With an overwhelming “yes” expected in the Iraqi Kurdistan independence referendum, the focus has turned to what happens next in a region ravaged by war, terrorism and sectarian violence.
The unofficial referendum count, published by the Kurdish Rudaw website, claims that at least 90% of the 5.3m registered voters opted for independence from Iraq.
While Iraq says it won’t recognise the results, the Kurdish population is the fourth-largest ethnic group in the Middle East and the vote could stir up separatist movements across Iraq, Syria, Iran and Turkey.
Turkey’s military is on standby awaiting the results.
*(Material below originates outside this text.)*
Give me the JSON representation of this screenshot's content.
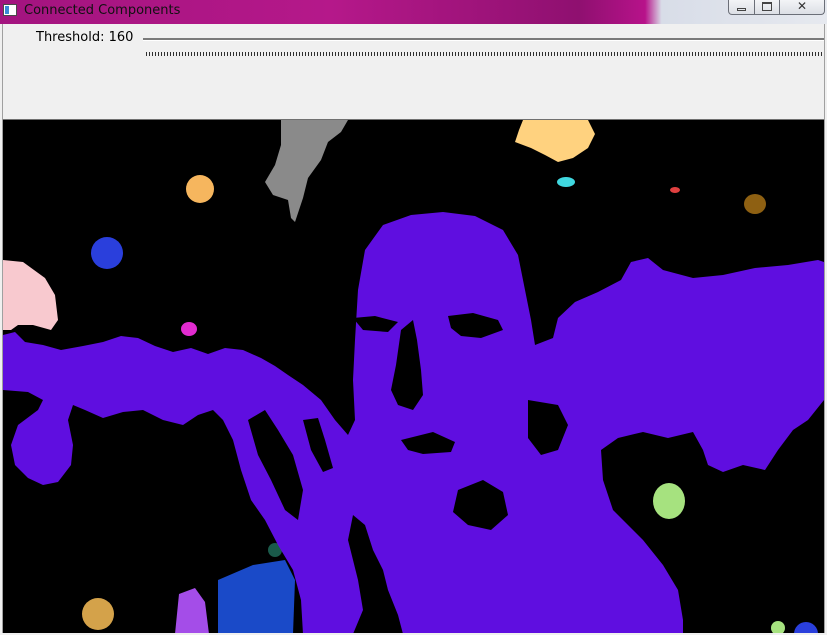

President Recep Tayyip Erdogan warned of possible armed action saying the military will “do whatever it takes”, including closing the border to oil exports from the region, Al Jazeera reports.
On Sunday, Iraqi Prime Minister Haider al-Abadi said the vote “threatens Iraq, [and] peaceful co-existence among Iraqis, and is a danger to the region”.
Israeli Prime Minister Benjamin Netanyahu says his country “supports the legitimate efforts of the Kurdish people to achieve their own state”.